Study material Block Start
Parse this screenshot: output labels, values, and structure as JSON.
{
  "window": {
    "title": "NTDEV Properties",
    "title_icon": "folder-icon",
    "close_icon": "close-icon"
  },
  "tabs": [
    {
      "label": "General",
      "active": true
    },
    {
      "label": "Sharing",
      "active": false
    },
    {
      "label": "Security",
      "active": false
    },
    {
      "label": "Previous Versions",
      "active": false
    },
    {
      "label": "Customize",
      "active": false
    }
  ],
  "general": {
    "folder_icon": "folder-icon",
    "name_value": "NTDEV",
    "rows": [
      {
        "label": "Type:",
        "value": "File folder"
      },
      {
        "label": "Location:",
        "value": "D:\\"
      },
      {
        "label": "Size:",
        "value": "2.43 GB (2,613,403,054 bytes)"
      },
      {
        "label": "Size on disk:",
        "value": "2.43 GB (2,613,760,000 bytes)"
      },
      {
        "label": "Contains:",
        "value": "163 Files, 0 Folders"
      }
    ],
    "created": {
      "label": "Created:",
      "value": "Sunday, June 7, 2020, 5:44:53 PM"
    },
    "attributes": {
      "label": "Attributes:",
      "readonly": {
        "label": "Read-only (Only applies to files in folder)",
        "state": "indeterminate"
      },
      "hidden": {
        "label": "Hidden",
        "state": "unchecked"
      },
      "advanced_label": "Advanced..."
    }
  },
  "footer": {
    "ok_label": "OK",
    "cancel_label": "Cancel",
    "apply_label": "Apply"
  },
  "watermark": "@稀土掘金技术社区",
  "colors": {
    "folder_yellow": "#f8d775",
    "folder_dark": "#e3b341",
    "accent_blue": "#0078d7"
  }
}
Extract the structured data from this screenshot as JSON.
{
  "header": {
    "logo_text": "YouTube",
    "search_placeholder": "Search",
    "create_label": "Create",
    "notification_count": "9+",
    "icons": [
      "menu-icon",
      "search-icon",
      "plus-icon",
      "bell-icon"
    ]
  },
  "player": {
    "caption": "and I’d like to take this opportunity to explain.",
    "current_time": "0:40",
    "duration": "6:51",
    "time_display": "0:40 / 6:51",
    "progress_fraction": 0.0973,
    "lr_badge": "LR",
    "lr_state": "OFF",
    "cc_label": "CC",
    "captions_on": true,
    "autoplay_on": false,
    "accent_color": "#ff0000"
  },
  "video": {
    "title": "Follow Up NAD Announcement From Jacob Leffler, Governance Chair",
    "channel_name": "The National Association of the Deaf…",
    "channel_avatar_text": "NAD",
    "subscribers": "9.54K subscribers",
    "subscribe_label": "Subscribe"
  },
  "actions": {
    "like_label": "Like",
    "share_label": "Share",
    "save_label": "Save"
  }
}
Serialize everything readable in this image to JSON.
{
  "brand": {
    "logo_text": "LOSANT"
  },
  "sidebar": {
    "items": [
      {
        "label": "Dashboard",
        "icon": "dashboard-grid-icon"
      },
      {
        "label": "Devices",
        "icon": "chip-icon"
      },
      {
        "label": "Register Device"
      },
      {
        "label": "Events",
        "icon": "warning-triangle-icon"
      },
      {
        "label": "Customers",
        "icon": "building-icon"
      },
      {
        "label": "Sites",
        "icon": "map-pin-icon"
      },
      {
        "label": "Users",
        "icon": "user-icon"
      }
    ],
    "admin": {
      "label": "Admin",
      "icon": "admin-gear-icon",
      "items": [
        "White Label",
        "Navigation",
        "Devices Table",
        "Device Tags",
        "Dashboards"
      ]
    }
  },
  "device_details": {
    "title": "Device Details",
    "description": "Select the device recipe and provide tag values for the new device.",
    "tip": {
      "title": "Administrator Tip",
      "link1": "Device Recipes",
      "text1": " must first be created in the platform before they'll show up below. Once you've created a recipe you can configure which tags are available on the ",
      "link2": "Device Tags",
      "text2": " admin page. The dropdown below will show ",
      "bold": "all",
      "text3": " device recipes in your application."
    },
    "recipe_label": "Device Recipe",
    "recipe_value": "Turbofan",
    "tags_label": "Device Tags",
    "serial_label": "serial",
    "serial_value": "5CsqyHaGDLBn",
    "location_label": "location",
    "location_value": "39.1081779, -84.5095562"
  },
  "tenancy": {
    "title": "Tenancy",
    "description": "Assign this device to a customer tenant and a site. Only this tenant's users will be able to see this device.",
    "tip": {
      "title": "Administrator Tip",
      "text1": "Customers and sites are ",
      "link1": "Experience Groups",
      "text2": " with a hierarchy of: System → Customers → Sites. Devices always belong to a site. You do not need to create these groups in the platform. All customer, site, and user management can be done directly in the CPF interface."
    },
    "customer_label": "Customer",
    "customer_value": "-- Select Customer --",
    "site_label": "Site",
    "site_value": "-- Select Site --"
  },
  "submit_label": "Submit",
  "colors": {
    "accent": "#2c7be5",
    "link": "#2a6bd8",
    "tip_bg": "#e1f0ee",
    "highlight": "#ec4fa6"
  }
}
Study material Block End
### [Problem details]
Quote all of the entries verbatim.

### [Solution for this problem]
Parse this screenshot: output labels, values, and structure as JSON.
{
  "window": {
    "title": "NTDEV Properties",
    "title_icon": "folder-icon",
    "close_icon": "close-icon"
  },
  "tabs": [
    {
      "label": "General",
      "active": true
    },
    {
      "label": "Sharing",
      "active": false
    },
    {
      "label": "Security",
      "active": false
    },
    {
      "label": "Previous Versions",
      "active": false
    },
    {
      "label": "Customize",
      "active": false
    }
  ],
  "general": {
    "folder_icon": "folder-icon",
    "name_value": "NTDEV",
    "rows": [
      {
        "label": "Type:",
        "value": "File folder"
      },
      {
        "label": "Location:",
        "value": "D:\\"
      },
      {
        "label": "Size:",
        "value": "2.43 GB (2,613,403,054 bytes)"
      },
      {
        "label": "Size on disk:",
        "value": "2.43 GB (2,613,760,000 bytes)"
      },
      {
        "label": "Contains:",
        "value": "163 Files, 0 Folders"
      }
    ],
    "created": {
      "label": "Created:",
      "value": "Sunday, June 7, 2020, 5:44:53 PM"
    },
    "attributes": {
      "label": "Attributes:",
      "readonly": {
        "label": "Read-only (Only applies to files in folder)",
        "state": "indeterminate"
      },
      "hidden": {
        "label": "Hidden",
        "state": "unchecked"
      },
      "advanced_label": "Advanced..."
    }
  },
  "footer": {
    "ok_label": "OK",
    "cancel_label": "Cancel",
    "apply_label": "Apply"
  },
  "watermark": "@稀土掘金技术社区",
  "colors": {
    "folder_yellow": "#f8d775",
    "folder_dark": "#e3b341",
    "accent_blue": "#0078d7"
  }
}
Extract the structured data from this screenshot as JSON.
{
  "header": {
    "logo_text": "YouTube",
    "search_placeholder": "Search",
    "create_label": "Create",
    "notification_count": "9+",
    "icons": [
      "menu-icon",
      "search-icon",
      "plus-icon",
      "bell-icon"
    ]
  },
  "player": {
    "caption": "and I’d like to take this opportunity to explain.",
    "current_time": "0:40",
    "duration": "6:51",
    "time_display": "0:40 / 6:51",
    "progress_fraction": 0.0973,
    "lr_badge": "LR",
    "lr_state": "OFF",
    "cc_label": "CC",
    "captions_on": true,
    "autoplay_on": false,
    "accent_color": "#ff0000"
  },
  "video": {
    "title": "Follow Up NAD Announcement From Jacob Leffler, Governance Chair",
    "channel_name": "The National Association of the Deaf…",
    "channel_avatar_text": "NAD",
    "subscribers": "9.54K subscribers",
    "subscribe_label": "Subscribe"
  },
  "actions": {
    "like_label": "Like",
    "share_label": "Share",
    "save_label": "Save"
  }
}
Serialize everything readable in this image to JSON.
{
  "brand": {
    "logo_text": "LOSANT"
  },
  "sidebar": {
    "items": [
      {
        "label": "Dashboard",
        "icon": "dashboard-grid-icon"
      },
      {
        "label": "Devices",
        "icon": "chip-icon"
      },
      {
        "label": "Register Device"
      },
      {
        "label": "Events",
        "icon": "warning-triangle-icon"
      },
      {
        "label": "Customers",
        "icon": "building-icon"
      },
      {
        "label": "Sites",
        "icon": "map-pin-icon"
      },
      {
        "label": "Users",
        "icon": "user-icon"
      }
    ],
    "admin": {
      "label": "Admin",
      "icon": "admin-gear-icon",
      "items": [
        "White Label",
        "Navigation",
        "Devices Table",
        "Device Tags",
        "Dashboards"
      ]
    }
  },
  "device_details": {
    "title": "Device Details",
    "description": "Select the device recipe and provide tag values for the new device.",
    "tip": {
      "title": "Administrator Tip",
      "link1": "Device Recipes",
      "text1": " must first be created in the platform before they'll show up below. Once you've created a recipe you can configure which tags are available on the ",
      "link2": "Device Tags",
      "text2": " admin page. The dropdown below will show ",
      "bold": "all",
      "text3": " device recipes in your application."
    },
    "recipe_label": "Device Recipe",
    "recipe_value": "Turbofan",
    "tags_label": "Device Tags",
    "serial_label": "serial",
    "serial_value": "5CsqyHaGDLBn",
    "location_label": "location",
    "location_value": "39.1081779, -84.5095562"
  },
  "tenancy": {
    "title": "Tenancy",
    "description": "Assign this device to a customer tenant and a site. Only this tenant's users will be able to see this device.",
    "tip": {
      "title": "Administrator Tip",
      "text1": "Customers and sites are ",
      "link1": "Experience Groups",
      "text2": " with a hierarchy of: System → Customers → Sites. Devices always belong to a site. You do not need to create these groups in the platform. All customer, site, and user management can be done directly in the CPF interface."
    },
    "customer_label": "Customer",
    "customer_value": "-- Select Customer --",
    "site_label": "Site",
    "site_value": "-- Select Site --"
  },
  "submit_label": "Submit",
  "colors": {
    "accent": "#2c7be5",
    "link": "#2a6bd8",
    "tip_bg": "#e1f0ee",
    "highlight": "#ec4fa6"
  }
}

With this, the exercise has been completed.